- _Exercise directions_
For the records shown below, return an exact copy that excludes the pictures.

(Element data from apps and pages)

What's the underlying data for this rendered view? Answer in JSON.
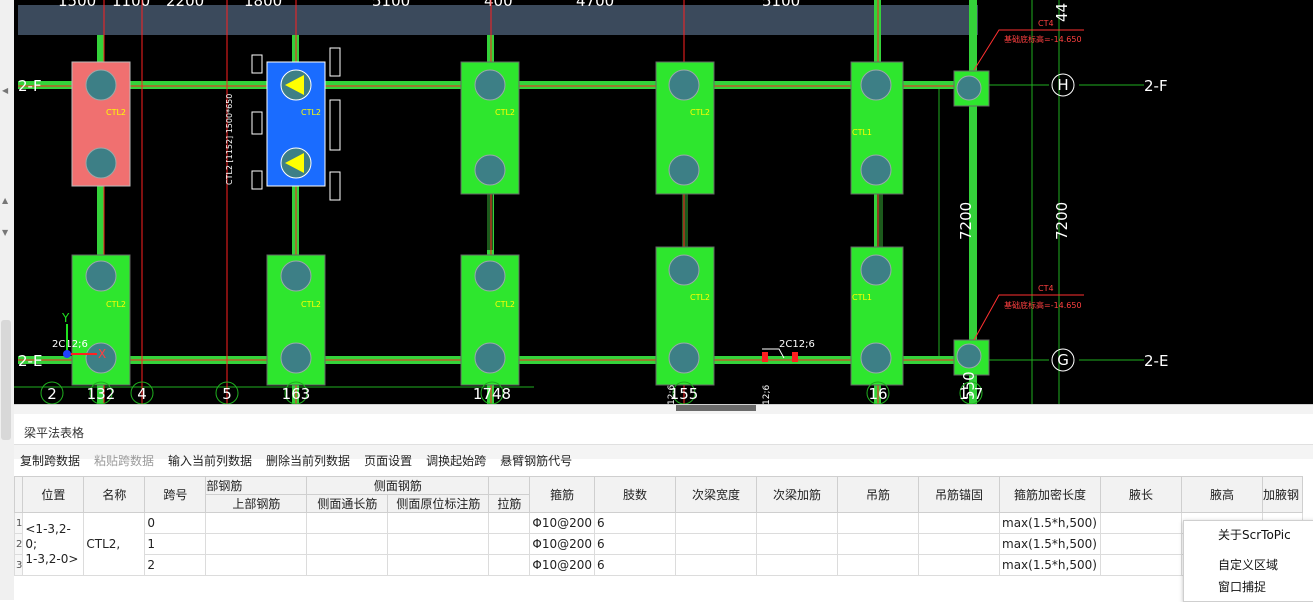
{
  "cad": {
    "top_dims": [
      "1500",
      "1100",
      "2200",
      "1800",
      "5100",
      "400",
      "4700",
      "5100"
    ],
    "right_dims": {
      "top_vertical": "44",
      "mid_left": "7200",
      "mid_right": "7200"
    },
    "axis_labels": {
      "h_circle": "H",
      "g_circle": "G",
      "row_2f": "2-F",
      "row_2e": "2-E",
      "left_2f": "2-F",
      "left_2e": "2-E"
    },
    "bottom_axis": {
      "c2": "2",
      "c132": "132",
      "c4": "4",
      "c5": "5",
      "c163": "163",
      "c1748": "1748",
      "c155": "155",
      "c16": "16",
      "c7": "1-7",
      "c550": "550"
    },
    "cap_label_ctl2": "CTL2",
    "cap_label_ctl1": "CTL1",
    "ct4_label": "CT4",
    "elev_label": "基础底标高=-14.650",
    "beam_labels": {
      "left": "2C12;6",
      "right": "2C12;6",
      "v1": "12;6",
      "v2": "12;6"
    },
    "vtext": "CTL2 [1152] 1500*650",
    "ucs": {
      "x": "X",
      "y": "Y"
    }
  },
  "panel": {
    "title": "梁平法表格",
    "toolbar": {
      "copy": "复制跨数据",
      "paste": "粘贴跨数据",
      "input_col": "输入当前列数据",
      "delete_col": "删除当前列数据",
      "page_setup": "页面设置",
      "swap_start": "调换起始跨",
      "cantilever": "悬臂钢筋代号"
    },
    "headers": {
      "pos": "位置",
      "name": "名称",
      "span": "跨号",
      "top_group": "部钢筋",
      "top_rebar": "上部钢筋",
      "side_group": "侧面钢筋",
      "side_long": "侧面通长筋",
      "side_local": "侧面原位标注筋",
      "tie": "拉筋",
      "stirrup": "箍筋",
      "legs": "肢数",
      "sec_width": "次梁宽度",
      "sec_add": "次梁加筋",
      "hanger": "吊筋",
      "hanger_anchor": "吊筋锚固",
      "dense_len": "箍筋加密长度",
      "haunch_len": "腋长",
      "haunch_h": "腋高",
      "haunch_rebar": "加腋钢"
    },
    "rows": [
      {
        "n": "1",
        "span": "0",
        "stirrup": "Φ10@200",
        "legs": "6",
        "dense": "max(1.5*h,500)"
      },
      {
        "n": "2",
        "span": "1",
        "stirrup": "Φ10@200",
        "legs": "6",
        "dense": "max(1.5*h,500)"
      },
      {
        "n": "3",
        "span": "2",
        "stirrup": "Φ10@200",
        "legs": "6",
        "dense": "max(1.5*h,500)"
      }
    ],
    "position_value": "<1-3,2-0;\n1-3,2-0>",
    "name_value": "CTL2,"
  },
  "context_menu": {
    "about": "关于ScrToPic",
    "custom_region": "自定义区域",
    "window_capture": "窗口捕捉"
  },
  "colors": {
    "cad_bg": "#000000",
    "beam_green": "#34d23a",
    "pile_cap_green": "#2ee62e",
    "selected_red": "#f07070",
    "selected_blue": "#1a6cff",
    "grid_red": "#ff2020",
    "dim_green": "#1fae1f"
  }
}
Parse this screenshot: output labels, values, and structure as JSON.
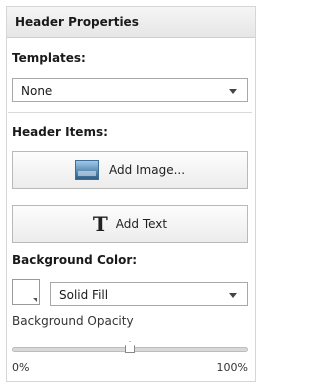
{
  "panel": {
    "title": "Header Properties"
  },
  "templates": {
    "label": "Templates:",
    "selected": "None"
  },
  "header_items": {
    "label": "Header Items:",
    "add_image_label": "Add Image...",
    "add_text_label": "Add Text",
    "add_image_icon": "image-icon",
    "add_text_icon": "text-T-icon"
  },
  "background": {
    "label": "Background Color:",
    "swatch_color": "#ffffff",
    "fill_selected": "Solid Fill"
  },
  "opacity": {
    "label": "Background Opacity",
    "min_label": "0%",
    "max_label": "100%",
    "value_fraction": 0.5
  }
}
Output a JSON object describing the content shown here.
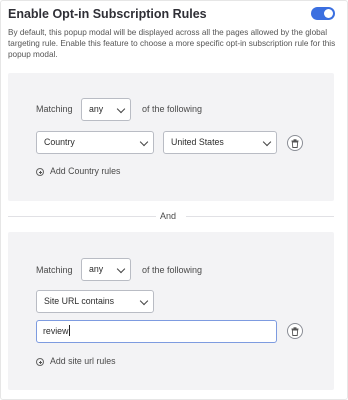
{
  "header": {
    "title": "Enable Opt-in Subscription Rules",
    "toggle_on": true,
    "accent_color": "#3b6fe0",
    "description": "By default, this popup modal will be displayed across all the pages allowed by the global targeting rule. Enable this feature to choose a more specific opt-in subscription rule for this popup modal."
  },
  "group1": {
    "matching_label": "Matching",
    "matching_value": "any",
    "of_following_label": "of the following",
    "field_value": "Country",
    "condition_value": "United States",
    "add_rule_label": "Add Country rules"
  },
  "separator": {
    "label": "And"
  },
  "group2": {
    "matching_label": "Matching",
    "matching_value": "any",
    "of_following_label": "of the following",
    "field_value": "Site URL contains",
    "input_value": "review",
    "add_rule_label": "Add site url rules"
  }
}
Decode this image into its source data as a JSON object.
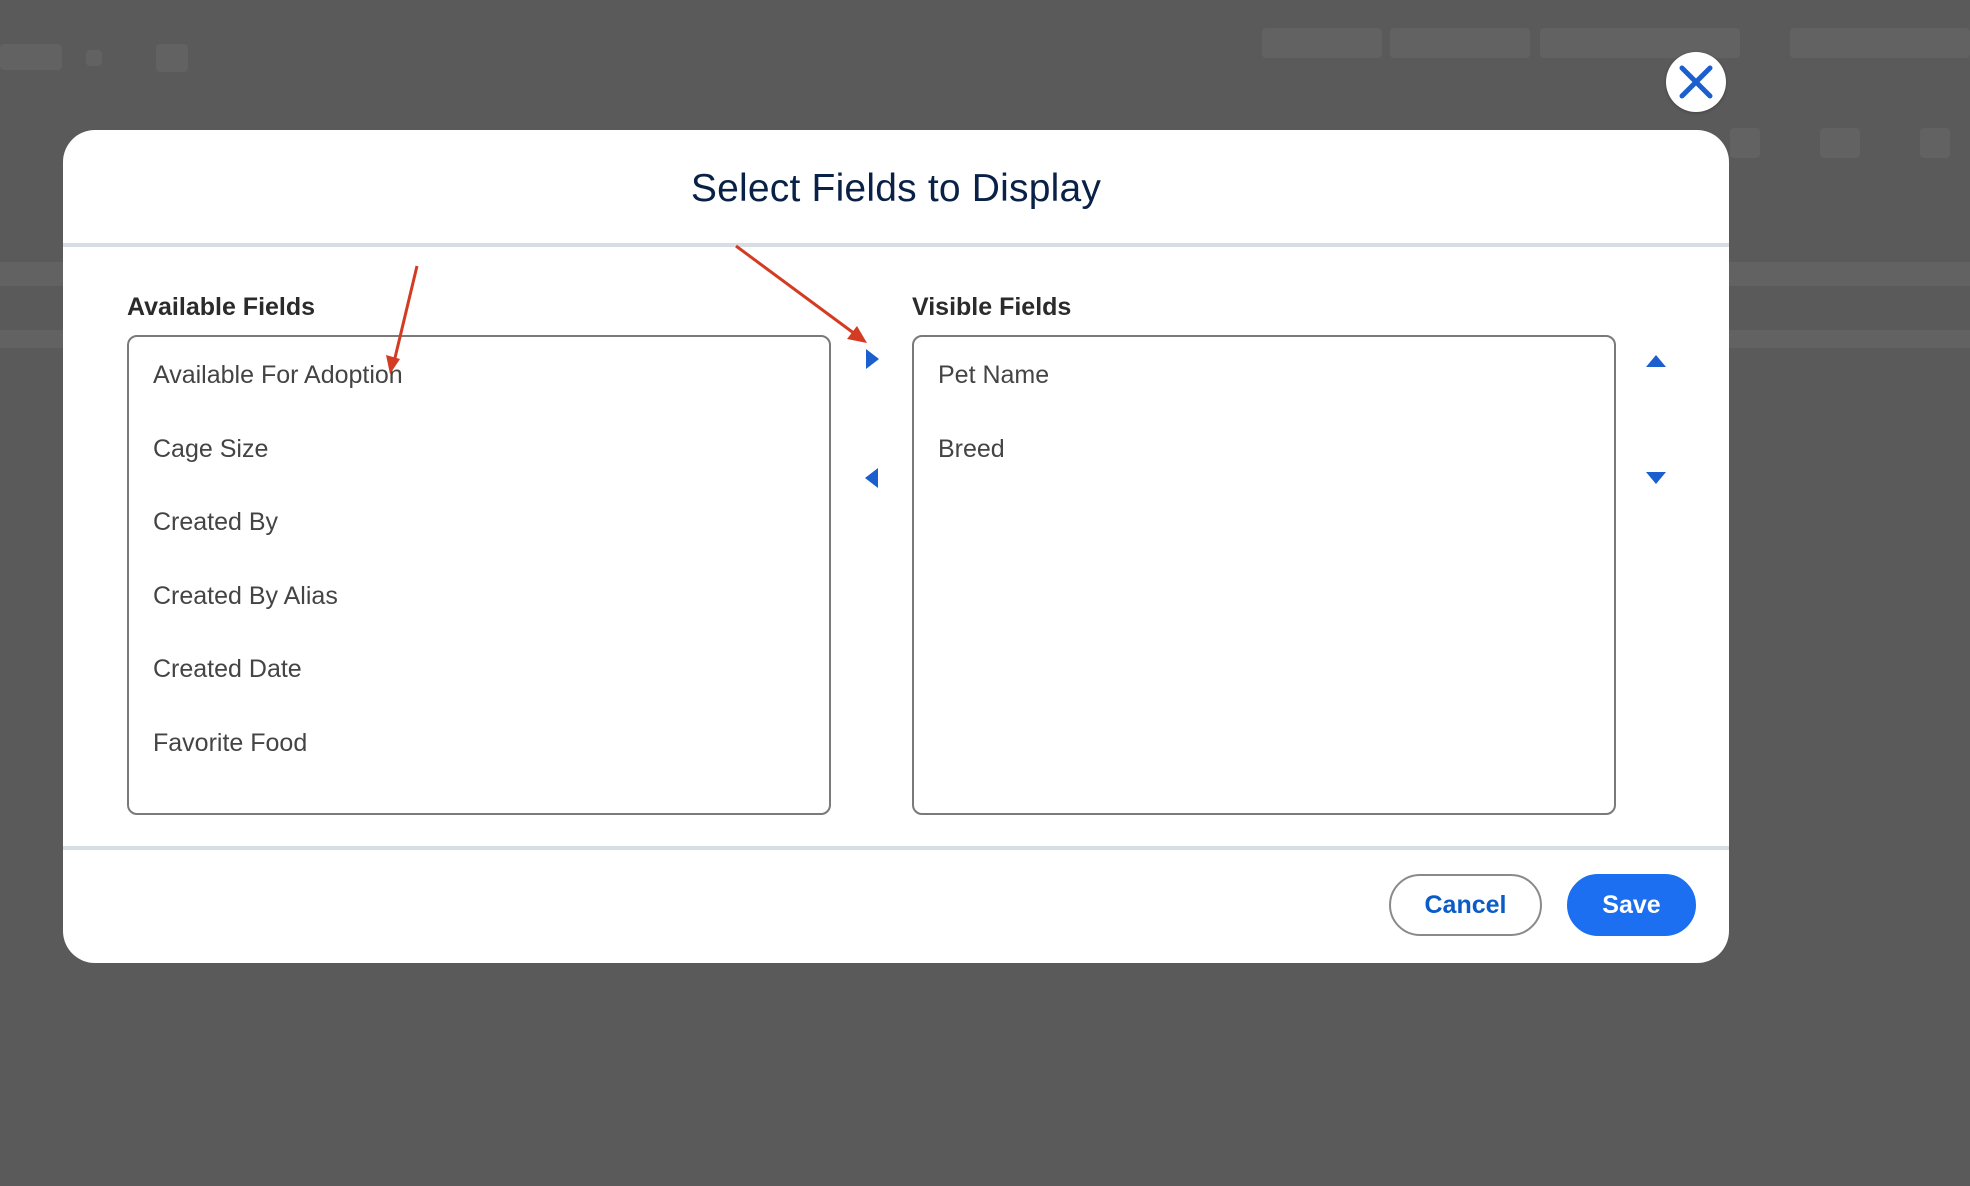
{
  "modal": {
    "title": "Select Fields to Display"
  },
  "available": {
    "label": "Available Fields",
    "items": [
      "Available For Adoption",
      "Cage Size",
      "Created By",
      "Created By Alias",
      "Created Date",
      "Favorite Food"
    ]
  },
  "visible": {
    "label": "Visible Fields",
    "items": [
      "Pet Name",
      "Breed"
    ]
  },
  "footer": {
    "cancel_label": "Cancel",
    "save_label": "Save"
  },
  "icons": {
    "close": "close-icon",
    "move_right": "chevron-right-icon",
    "move_left": "chevron-left-icon",
    "move_up": "chevron-up-icon",
    "move_down": "chevron-down-icon"
  },
  "colors": {
    "accent": "#1b6ff0",
    "title": "#0a2147",
    "annotation_arrow": "#d43b23",
    "overlay": "#5a5a5a"
  }
}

- _Solution_
What's the underlying data for this rendered view? Answer in JSON.
{
  "cad": {
    "top_dims": [
      "1500",
      "1100",
      "2200",
      "1800",
      "5100",
      "400",
      "4700",
      "5100"
    ],
    "right_dims": {
      "top_vertical": "44",
      "mid_left": "7200",
      "mid_right": "7200"
    },
    "axis_labels": {
      "h_circle": "H",
      "g_circle": "G",
      "row_2f": "2-F",
      "row_2e": "2-E",
      "left_2f": "2-F",
      "left_2e": "2-E"
    },
    "bottom_axis": {
      "c2": "2",
      "c132": "132",
      "c4": "4",
      "c5": "5",
      "c163": "163",
      "c1748": "1748",
      "c155": "155",
      "c16": "16",
      "c7": "1-7",
      "c550": "550"
    },
    "cap_label_ctl2": "CTL2",
    "cap_label_ctl1": "CTL1",
    "ct4_label": "CT4",
    "elev_label": "基础底标高=-14.650",
    "beam_labels": {
      "left": "2C12;6",
      "right": "2C12;6",
      "v1": "12;6",
      "v2": "12;6"
    },
    "vtext": "CTL2 [1152] 1500*650",
    "ucs": {
      "x": "X",
      "y": "Y"
    }
  },
  "panel": {
    "title": "梁平法表格",
    "toolbar": {
      "copy": "复制跨数据",
      "paste": "粘贴跨数据",
      "input_col": "输入当前列数据",
      "delete_col": "删除当前列数据",
      "page_setup": "页面设置",
      "swap_start": "调换起始跨",
      "cantilever": "悬臂钢筋代号"
    },
    "headers": {
      "pos": "位置",
      "name": "名称",
      "span": "跨号",
      "top_group": "部钢筋",
      "top_rebar": "上部钢筋",
      "side_group": "侧面钢筋",
      "side_long": "侧面通长筋",
      "side_local": "侧面原位标注筋",
      "tie": "拉筋",
      "stirrup": "箍筋",
      "legs": "肢数",
      "sec_width": "次梁宽度",
      "sec_add": "次梁加筋",
      "hanger": "吊筋",
      "hanger_anchor": "吊筋锚固",
      "dense_len": "箍筋加密长度",
      "haunch_len": "腋长",
      "haunch_h": "腋高",
      "haunch_rebar": "加腋钢"
    },
    "rows": [
      {
        "n": "1",
        "span": "0",
        "stirrup": "Φ10@200",
        "legs": "6",
        "dense": "max(1.5*h,500)"
      },
      {
        "n": "2",
        "span": "1",
        "stirrup": "Φ10@200",
        "legs": "6",
        "dense": "max(1.5*h,500)"
      },
      {
        "n": "3",
        "span": "2",
        "stirrup": "Φ10@200",
        "legs": "6",
        "dense": "max(1.5*h,500)"
      }
    ],
    "position_value": "<1-3,2-0;\n1-3,2-0>",
    "name_value": "CTL2,"
  },
  "context_menu": {
    "about": "关于ScrToPic",
    "custom_region": "自定义区域",
    "window_capture": "窗口捕捉"
  },
  "colors": {
    "cad_bg": "#000000",
    "beam_green": "#34d23a",
    "pile_cap_green": "#2ee62e",
    "selected_red": "#f07070",
    "selected_blue": "#1a6cff",
    "grid_red": "#ff2020",
    "dim_green": "#1fae1f"
  }
}
Parse this screenshot: output labels, values, and structure as JSON.
{
  "panel": {
    "title": "Header Properties"
  },
  "templates": {
    "label": "Templates:",
    "selected": "None"
  },
  "header_items": {
    "label": "Header Items:",
    "add_image_label": "Add Image...",
    "add_text_label": "Add Text",
    "add_image_icon": "image-icon",
    "add_text_icon": "text-T-icon"
  },
  "background": {
    "label": "Background Color:",
    "swatch_color": "#ffffff",
    "fill_selected": "Solid Fill"
  },
  "opacity": {
    "label": "Background Opacity",
    "min_label": "0%",
    "max_label": "100%",
    "value_fraction": 0.5
  }
}
Output a JSON object describing the content shown here.
{
  "header": {
    "title": "Enable Opt-in Subscription Rules",
    "toggle_on": true,
    "accent_color": "#3b6fe0",
    "description": "By default, this popup modal will be displayed across all the pages allowed by the global targeting rule. Enable this feature to choose a more specific opt-in subscription rule for this popup modal."
  },
  "group1": {
    "matching_label": "Matching",
    "matching_value": "any",
    "of_following_label": "of the following",
    "field_value": "Country",
    "condition_value": "United States",
    "add_rule_label": "Add Country rules"
  },
  "separator": {
    "label": "And"
  },
  "group2": {
    "matching_label": "Matching",
    "matching_value": "any",
    "of_following_label": "of the following",
    "field_value": "Site URL contains",
    "input_value": "review",
    "add_rule_label": "Add site url rules"
  }
}
Decode this image into its source data as a JSON object.
{
  "modal": {
    "title": "Select Fields to Display"
  },
  "available": {
    "label": "Available Fields",
    "items": [
      "Available For Adoption",
      "Cage Size",
      "Created By",
      "Created By Alias",
      "Created Date",
      "Favorite Food"
    ]
  },
  "visible": {
    "label": "Visible Fields",
    "items": [
      "Pet Name",
      "Breed"
    ]
  },
  "footer": {
    "cancel_label": "Cancel",
    "save_label": "Save"
  },
  "icons": {
    "close": "close-icon",
    "move_right": "chevron-right-icon",
    "move_left": "chevron-left-icon",
    "move_up": "chevron-up-icon",
    "move_down": "chevron-down-icon"
  },
  "colors": {
    "accent": "#1b6ff0",
    "title": "#0a2147",
    "annotation_arrow": "#d43b23",
    "overlay": "#5a5a5a"
  }
}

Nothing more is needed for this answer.